Still lifes metaphorically show the transitoriness and the man-made interventions and changes of fate. Brigitte Lustenberger has been dealing with the theme of transience for some time now - on several levels. On the one hand, there is the selection, the staging, the observation of the 'passing and withering' of objects and the photographing, the capturing on negative, which is equivalent to the pausing of a moment. Thus Lustenberger reflects on life and death, our transience - and works against it by trying to counteract decay (in a photographic way).
On the other hand, she intensively explores the medium of photography. Photography seems to stop transience, because it captures moments and seems to snatch them away from transience. But these captured moments are ultimately only representations of the past - a (supposed) imprint of an object or an event. It is therefore easy to understand that all her photographs are created in an analogous manner (negative and photographic print). The light leaves an 'imprint' on the negative, which is then left on photographic paper by a light source. In digital photography, the light still draws on the digital chip, but as soon as the image is further processed, it is translated into binary codes and the visible trace of the light disappears in zeros and ones.
She works primarily with existing light, i.e. she worked only with window light. The exposure times are often very long, between a quarter of a second and several minutes.
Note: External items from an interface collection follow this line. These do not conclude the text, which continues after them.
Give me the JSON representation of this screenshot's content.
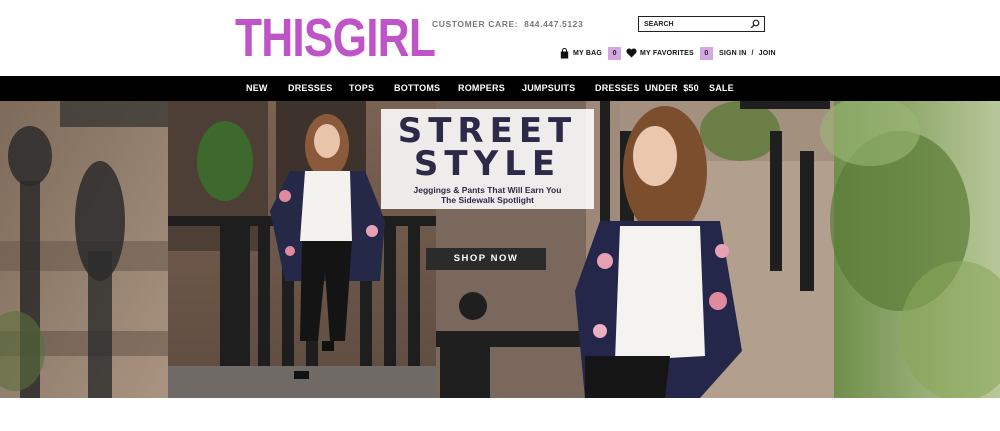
{
  "brand": {
    "logo_text": "THISGIRL",
    "logo_color": "#bf54c9"
  },
  "header": {
    "customer_care_label": "CUSTOMER CARE:",
    "customer_care_phone": "844.447.5123",
    "search_placeholder": "SEARCH",
    "bag_label": "MY BAG",
    "bag_count": "0",
    "favorites_label": "MY FAVORITES",
    "favorites_count": "0",
    "sign_in": "SIGN IN",
    "separator": "/",
    "join": "JOIN"
  },
  "nav": {
    "items": [
      "NEW",
      "DRESSES",
      "TOPS",
      "BOTTOMS",
      "ROMPERS",
      "JUMPSUITS",
      "DRESSES  UNDER  $50",
      "SALE"
    ]
  },
  "hero": {
    "title_line1": "STREET",
    "title_line2": "STYLE",
    "subtitle_line1": "Jeggings & Pants That Will Earn You",
    "subtitle_line2": "The Sidewalk Spotlight",
    "cta": "SHOP NOW"
  },
  "colors": {
    "nav_bg": "#000000",
    "badge_bg": "#d2a8de",
    "title_text": "#2c2a48"
  }
}
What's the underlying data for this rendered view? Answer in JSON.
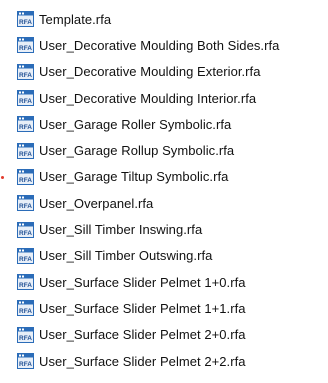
{
  "icon": {
    "name": "rfa-family-file-icon",
    "text": "RFA"
  },
  "files": [
    {
      "label": "Template.rfa"
    },
    {
      "label": "User_Decorative Moulding Both Sides.rfa"
    },
    {
      "label": "User_Decorative Moulding Exterior.rfa"
    },
    {
      "label": "User_Decorative Moulding Interior.rfa"
    },
    {
      "label": "User_Garage Roller Symbolic.rfa"
    },
    {
      "label": "User_Garage Rollup Symbolic.rfa"
    },
    {
      "label": "User_Garage Tiltup Symbolic.rfa"
    },
    {
      "label": "User_Overpanel.rfa"
    },
    {
      "label": "User_Sill Timber Inswing.rfa"
    },
    {
      "label": "User_Sill Timber Outswing.rfa"
    },
    {
      "label": "User_Surface Slider Pelmet 1+0.rfa"
    },
    {
      "label": "User_Surface Slider Pelmet 1+1.rfa"
    },
    {
      "label": "User_Surface Slider Pelmet 2+0.rfa"
    },
    {
      "label": "User_Surface Slider Pelmet 2+2.rfa"
    }
  ],
  "colors": {
    "icon_header": "#2b6cb8",
    "icon_body": "#e8eff8",
    "icon_text": "#1f4f93",
    "marker": "#e23b2e"
  }
}
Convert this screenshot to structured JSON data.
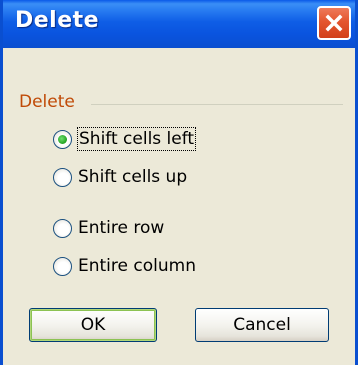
{
  "window": {
    "title": "Delete",
    "close_icon": "close-icon"
  },
  "group": {
    "label": "Delete",
    "options": [
      {
        "label": "Shift cells left",
        "checked": true
      },
      {
        "label": "Shift cells up",
        "checked": false
      },
      {
        "label": "Entire row",
        "checked": false
      },
      {
        "label": "Entire column",
        "checked": false
      }
    ]
  },
  "buttons": {
    "ok_label": "OK",
    "cancel_label": "Cancel"
  },
  "colors": {
    "titlebar": "#0a54df",
    "group_label": "#c04a06",
    "radio_checked": "#21a121",
    "dialog_bg": "#ece9d8"
  }
}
This results in a fine light that brings the subjects out of the dark: the light draws and paints - a homage to analogue photography. The process of leaving traces on the negative thus becomes an intense experience in itself.